# Directions for this task
Would you restate each entry word for word, omitting the pictures?

# Records for the exercise

※ ※ ※

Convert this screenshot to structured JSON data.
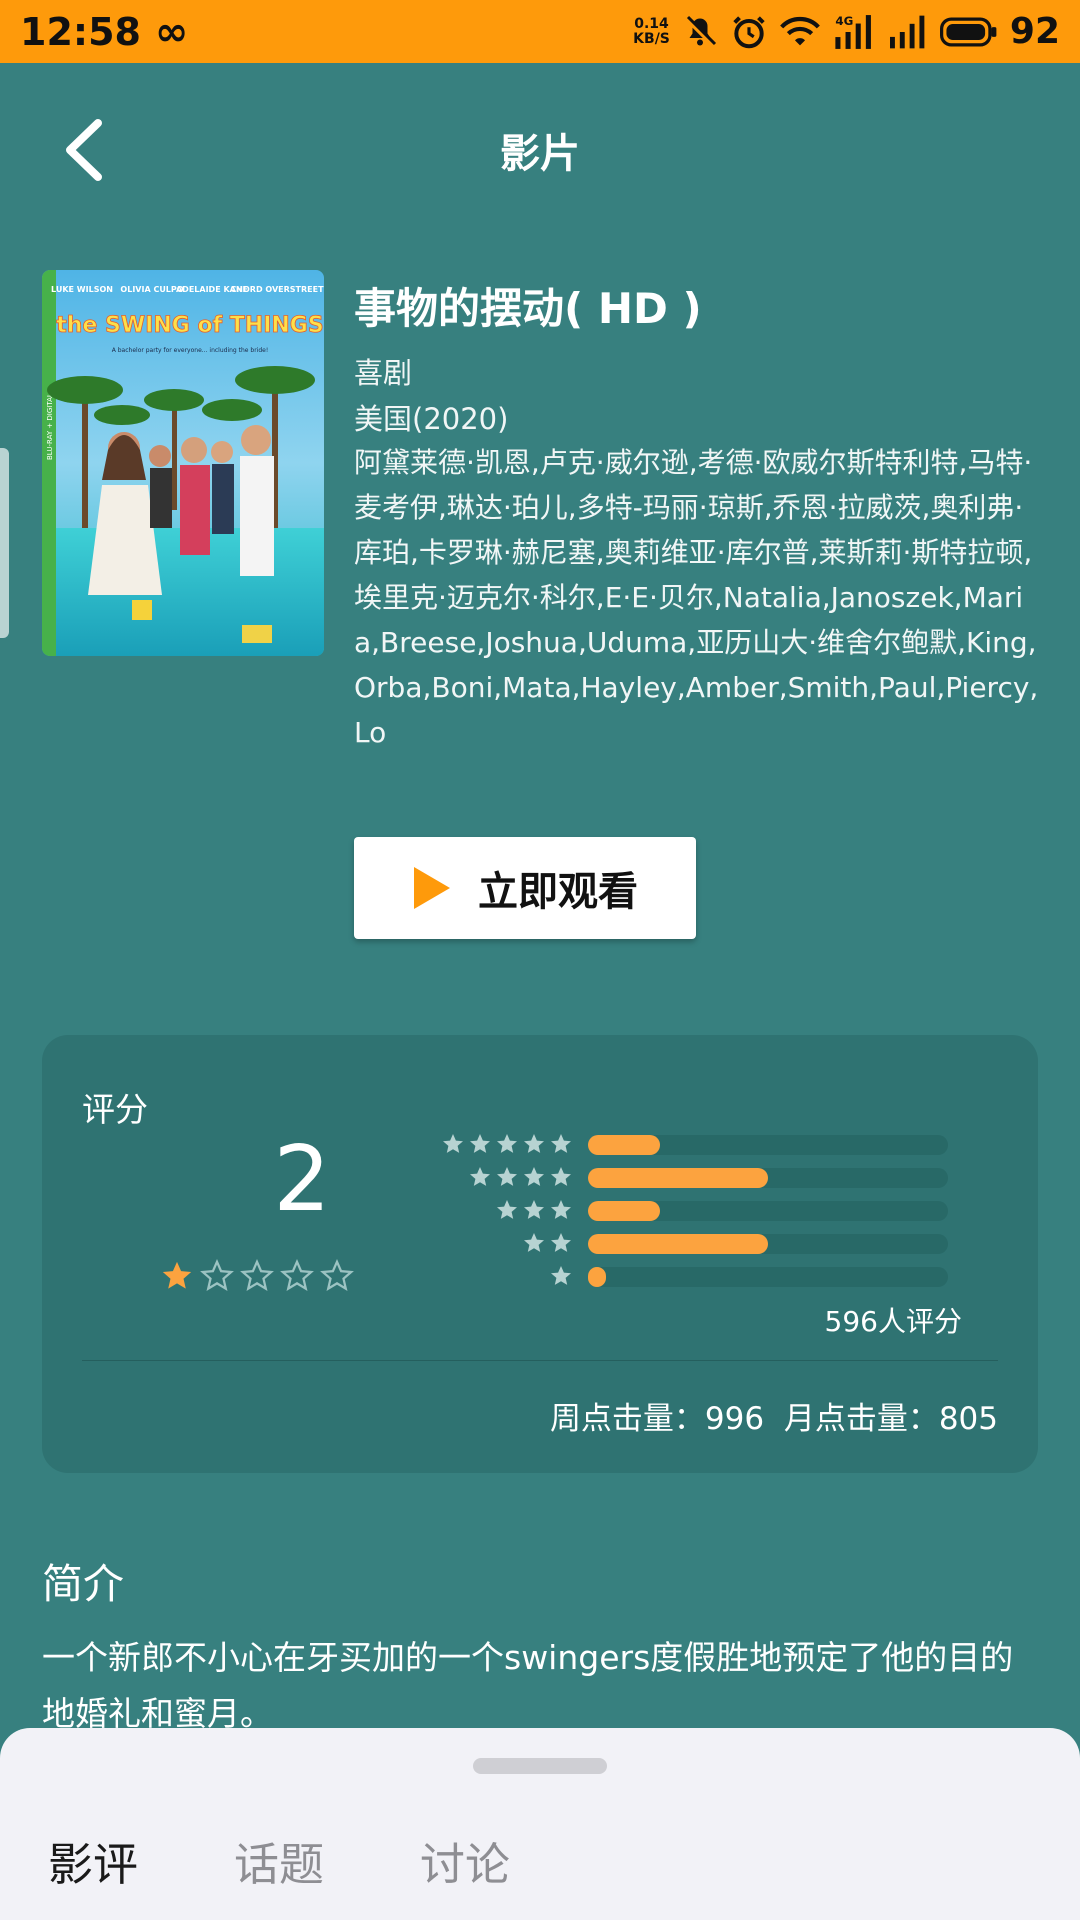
{
  "status_bar": {
    "time": "12:58",
    "infinity_icon": "∞",
    "net_speed_value": "0.14",
    "net_speed_unit": "KB/S",
    "battery": "92",
    "icons": [
      "mute-icon",
      "alarm-icon",
      "wifi-icon",
      "4g-signal-icon",
      "signal-icon",
      "battery-icon"
    ],
    "background_color": "#fe9a0b"
  },
  "header": {
    "title": "影片",
    "back_icon": "chevron-left-icon"
  },
  "movie": {
    "title": "事物的摆动( HD )",
    "genre": "喜剧",
    "country_year": "美国(2020)",
    "cast": "阿黛莱德·凯恩,卢克·威尔逊,考德·欧威尔斯特利特,马特·麦考伊,琳达·珀儿,多特-玛丽·琼斯,乔恩·拉威茨,奥利弗·库珀,卡罗琳·赫尼塞,奥莉维亚·库尔普,莱斯莉·斯特拉顿,埃里克·迈克尔·科尔,E·E·贝尔,Natalia,Janoszek,Maria,Breese,Joshua,Uduma,亚历山大·维舍尔鲍默,King,Orba,Boni,Mata,Hayley,Amber,Smith,Paul,Piercy,Lo",
    "poster": {
      "top_credits": [
        "LUKE WILSON",
        "OLIVIA CULPO",
        "ADELAIDE KANE",
        "CHORD OVERSTREET"
      ],
      "logo": "the SWING of THINGS",
      "tagline": "A bachelor party for everyone... including the bride!",
      "side_text": "BLU-RAY + DIGITAL"
    },
    "watch_button": "立即观看",
    "accent_color": "#fe9a0b"
  },
  "rating": {
    "label": "评分",
    "score": "2",
    "stars_filled": 1,
    "stars_total": 5,
    "distribution": [
      {
        "stars": 5,
        "fraction": 0.2
      },
      {
        "stars": 4,
        "fraction": 0.5
      },
      {
        "stars": 3,
        "fraction": 0.2
      },
      {
        "stars": 2,
        "fraction": 0.5
      },
      {
        "stars": 1,
        "fraction": 0.05
      }
    ],
    "count_text": "596人评分",
    "weekly_clicks": "周点击量：996",
    "monthly_clicks": "月点击量：805",
    "bar_color": "#fca33f"
  },
  "intro": {
    "title": "简介",
    "text": "一个新郎不小心在牙买加的一个swingers度假胜地预定了他的目的地婚礼和蜜月。"
  },
  "tabs": [
    {
      "label": "影评",
      "active": true
    },
    {
      "label": "话题",
      "active": false
    },
    {
      "label": "讨论",
      "active": false
    }
  ]
}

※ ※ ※

# Reply to the exercise
Convert this screenshot to structured JSON data.
{
  "status_bar": {
    "time": "12:58",
    "infinity_icon": "∞",
    "net_speed_value": "0.14",
    "net_speed_unit": "KB/S",
    "battery": "92",
    "icons": [
      "mute-icon",
      "alarm-icon",
      "wifi-icon",
      "4g-signal-icon",
      "signal-icon",
      "battery-icon"
    ],
    "background_color": "#fe9a0b"
  },
  "header": {
    "title": "影片",
    "back_icon": "chevron-left-icon"
  },
  "movie": {
    "title": "事物的摆动( HD )",
    "genre": "喜剧",
    "country_year": "美国(2020)",
    "cast": "阿黛莱德·凯恩,卢克·威尔逊,考德·欧威尔斯特利特,马特·麦考伊,琳达·珀儿,多特-玛丽·琼斯,乔恩·拉威茨,奥利弗·库珀,卡罗琳·赫尼塞,奥莉维亚·库尔普,莱斯莉·斯特拉顿,埃里克·迈克尔·科尔,E·E·贝尔,Natalia,Janoszek,Maria,Breese,Joshua,Uduma,亚历山大·维舍尔鲍默,King,Orba,Boni,Mata,Hayley,Amber,Smith,Paul,Piercy,Lo",
    "poster": {
      "top_credits": [
        "LUKE WILSON",
        "OLIVIA CULPO",
        "ADELAIDE KANE",
        "CHORD OVERSTREET"
      ],
      "logo": "the SWING of THINGS",
      "tagline": "A bachelor party for everyone... including the bride!",
      "side_text": "BLU-RAY + DIGITAL"
    },
    "watch_button": "立即观看",
    "accent_color": "#fe9a0b"
  },
  "rating": {
    "label": "评分",
    "score": "2",
    "stars_filled": 1,
    "stars_total": 5,
    "distribution": [
      {
        "stars": 5,
        "fraction": 0.2
      },
      {
        "stars": 4,
        "fraction": 0.5
      },
      {
        "stars": 3,
        "fraction": 0.2
      },
      {
        "stars": 2,
        "fraction": 0.5
      },
      {
        "stars": 1,
        "fraction": 0.05
      }
    ],
    "count_text": "596人评分",
    "weekly_clicks": "周点击量：996",
    "monthly_clicks": "月点击量：805",
    "bar_color": "#fca33f"
  },
  "intro": {
    "title": "简介",
    "text": "一个新郎不小心在牙买加的一个swingers度假胜地预定了他的目的地婚礼和蜜月。"
  },
  "tabs": [
    {
      "label": "影评",
      "active": true
    },
    {
      "label": "话题",
      "active": false
    },
    {
      "label": "讨论",
      "active": false
    }
  ]
}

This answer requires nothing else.